----- Provided records -----

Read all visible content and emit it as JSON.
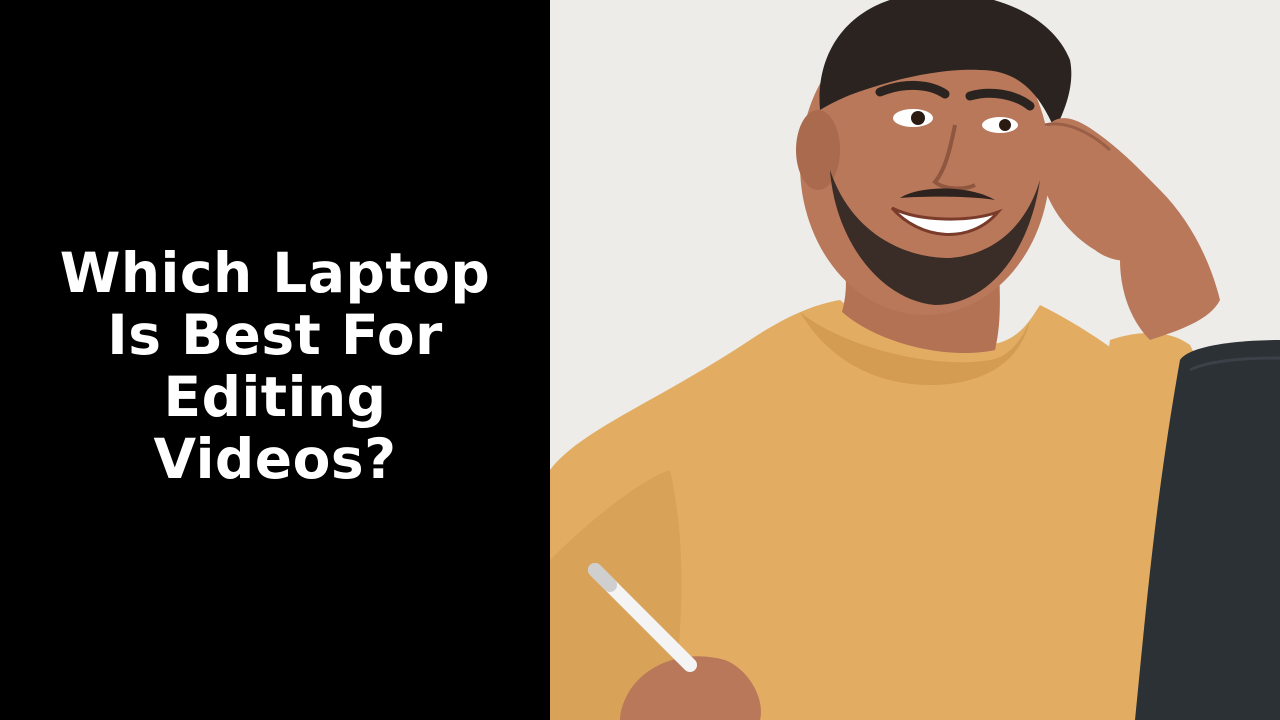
{
  "headline": {
    "line1": "Which Laptop",
    "line2": "Is Best For",
    "line3": "Editing",
    "line4": "Videos?"
  },
  "colors": {
    "panel_background": "#000000",
    "headline_text": "#ffffff",
    "photo_background": "#edece9",
    "shirt": "#e2ad63",
    "skin": "#b9785a",
    "hair": "#2a2320",
    "laptop": "#2c3136"
  },
  "photo": {
    "subject": "smiling man in a mustard t-shirt holding a pen, touching his temple, next to a laptop"
  }
}
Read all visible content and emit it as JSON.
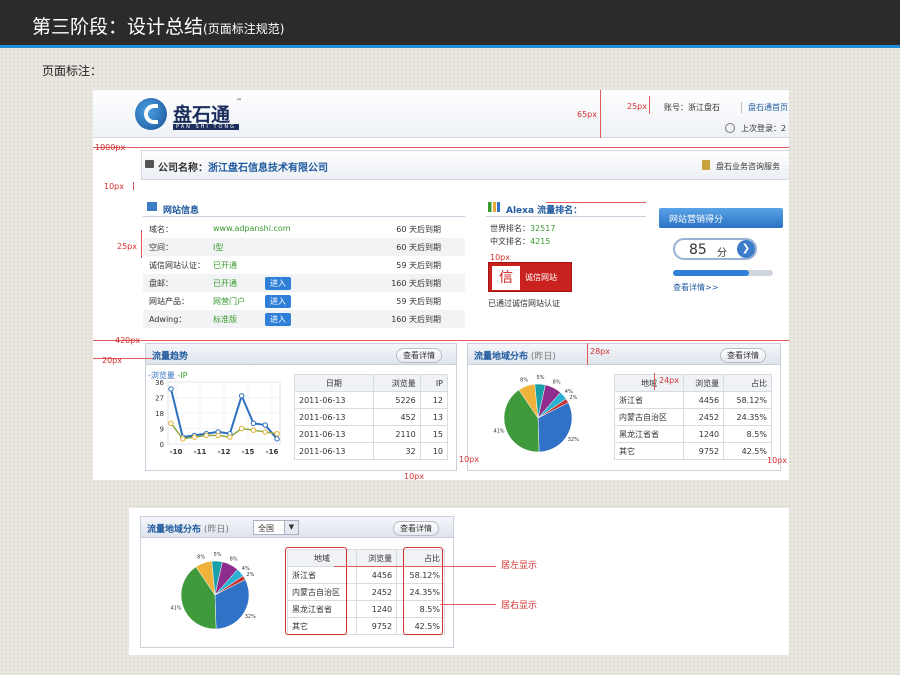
{
  "title": {
    "main": "第三阶段：设计总结",
    "sub": "(页面标注规范)"
  },
  "page_label": "页面标注：",
  "logo": {
    "cn": "盘石通",
    "en": "PAN SHI TONG",
    "tm": "™"
  },
  "header": {
    "account": "账号：浙江盘石",
    "home_link": "盘石通首页",
    "last_login": "上次登录：2"
  },
  "company": {
    "label": "公司名称：",
    "name": "浙江盘石信息技术有限公司",
    "consult": "盘石业务咨询服务"
  },
  "site_info": {
    "title": "网站信息",
    "enter_label": "进入",
    "rows": [
      {
        "key": "域名：",
        "value": "www.adpanshi.com",
        "expire": "60 天后到期",
        "enter": false
      },
      {
        "key": "空间：",
        "value": "I型",
        "expire": "60 天后到期",
        "enter": false
      },
      {
        "key": "诚信网站认证：",
        "value": "已开通",
        "expire": "59 天后到期",
        "enter": false
      },
      {
        "key": "盘邮：",
        "value": "已开通",
        "expire": "160 天后到期",
        "enter": true
      },
      {
        "key": "网站产品：",
        "value": "网营门户",
        "expire": "59 天后到期",
        "enter": true
      },
      {
        "key": "Adwing：",
        "value": "标准版",
        "expire": "160 天后到期",
        "enter": true
      }
    ]
  },
  "alexa": {
    "title": "Alexa 流量排名：",
    "world_label": "世界排名：",
    "world": "32517",
    "cn_label": "中文排名：",
    "cn": "4215",
    "badge": "诚信网站",
    "cert": "已通过诚信网站认证"
  },
  "score": {
    "title": "网站营销得分",
    "value": "85",
    "unit": "分",
    "detail": "查看详情>>",
    "progress": 0.76
  },
  "traffic": {
    "title": "流量趋势",
    "detail": "查看详情",
    "legend_pv": "-浏览量",
    "legend_ip": "-IP",
    "columns": [
      "日期",
      "浏览量",
      "IP"
    ],
    "rows": [
      [
        "2011-06-13",
        "5226",
        "12"
      ],
      [
        "2011-06-13",
        "452",
        "13"
      ],
      [
        "2011-06-13",
        "2110",
        "15"
      ],
      [
        "2011-06-13",
        "32",
        "10"
      ]
    ]
  },
  "traffic_chart": {
    "type": "line",
    "y_ticks": [
      "36",
      "27",
      "18",
      "9",
      "0"
    ],
    "x_ticks": [
      "-10",
      "-11",
      "-12",
      "-15",
      "-16"
    ],
    "ylim": [
      0,
      36
    ],
    "series": [
      {
        "name": "-浏览量",
        "color": "#2e6fc0",
        "values": [
          32,
          4,
          5,
          6,
          7,
          6,
          28,
          12,
          11,
          3
        ]
      },
      {
        "name": "-IP",
        "color": "#8aa83a",
        "values": [
          12,
          3,
          4,
          5,
          5,
          4,
          9,
          8,
          7,
          6
        ]
      }
    ]
  },
  "region": {
    "title": "流量地域分布",
    "sub": "(昨日)",
    "detail": "查看详情",
    "columns": [
      "地域",
      "浏览量",
      "占比"
    ],
    "rows": [
      [
        "浙江省",
        "4456",
        "58.12%"
      ],
      [
        "内蒙古自治区",
        "2452",
        "24.35%"
      ],
      [
        "黑龙江省省",
        "1240",
        "8.5%"
      ],
      [
        "其它",
        "9752",
        "42.5%"
      ]
    ]
  },
  "pie": {
    "type": "pie",
    "slices": [
      {
        "value": 32,
        "color": "#2f72c6",
        "label": "32%"
      },
      {
        "value": 41,
        "color": "#3e9a3a",
        "label": "41%"
      },
      {
        "value": 8,
        "color": "#f0b23a",
        "label": "8%"
      },
      {
        "value": 5,
        "color": "#1aa0a8",
        "label": "5%"
      },
      {
        "value": 8,
        "color": "#8e2d8e",
        "label": "8%"
      },
      {
        "value": 4,
        "color": "#2ab0d0",
        "label": "4%"
      },
      {
        "value": 2,
        "color": "#c43434",
        "label": "2%"
      }
    ]
  },
  "detail_panel": {
    "title": "流量地域分布",
    "sub": "(昨日)",
    "select": "全国",
    "detail": "查看详情",
    "note_left": "居左显示",
    "note_right": "居右显示"
  },
  "annotations": {
    "m65": "65px",
    "m25a": "25px",
    "m1000": "1000px",
    "m10a": "10px",
    "m25b": "25px",
    "m10b": "10px",
    "m420": "420px",
    "m20": "20px",
    "m28": "28px",
    "m24": "24px",
    "m10c": "10px",
    "m10d": "10px",
    "m10e": "10px"
  }
}
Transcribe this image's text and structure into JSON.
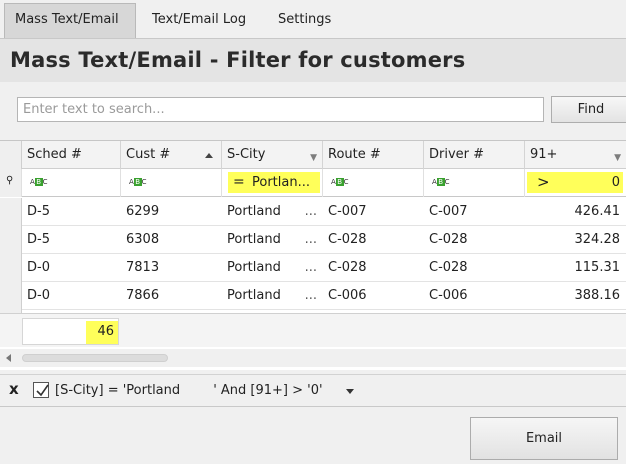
{
  "tabs": [
    {
      "label": "Mass Text/Email"
    },
    {
      "label": "Text/Email Log"
    },
    {
      "label": "Settings"
    }
  ],
  "page_title": "Mass Text/Email - Filter for customers",
  "search": {
    "placeholder": "Enter text to search...",
    "find_label": "Find"
  },
  "grid": {
    "columns": [
      "Sched #",
      "Cust #",
      "S-City",
      "Route #",
      "Driver #",
      "91+"
    ],
    "filters": {
      "s_city": "Portlan...",
      "s_city_op": "=",
      "col91_op": ">",
      "col91_value": "0"
    },
    "rows": [
      {
        "sched": "D-5",
        "cust": "6299",
        "city": "Portland",
        "route": "C-007",
        "driver": "C-007",
        "amt": "426.41"
      },
      {
        "sched": "D-5",
        "cust": "6308",
        "city": "Portland",
        "route": "C-028",
        "driver": "C-028",
        "amt": "324.28"
      },
      {
        "sched": "D-0",
        "cust": "7813",
        "city": "Portland",
        "route": "C-028",
        "driver": "C-028",
        "amt": "115.31"
      },
      {
        "sched": "D-0",
        "cust": "7866",
        "city": "Portland",
        "route": "C-006",
        "driver": "C-006",
        "amt": "388.16"
      }
    ],
    "ellipsis": "...",
    "footer_count": "46"
  },
  "filter_bar": {
    "close": "x",
    "expression": "[S-City] = 'Portland        ' And [91+] > '0'"
  },
  "email_label": "Email",
  "colors": {
    "highlight": "#ffff5a",
    "abc_green": "#3aa12f"
  }
}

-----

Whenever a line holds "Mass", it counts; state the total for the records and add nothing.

§ Problem solution: 2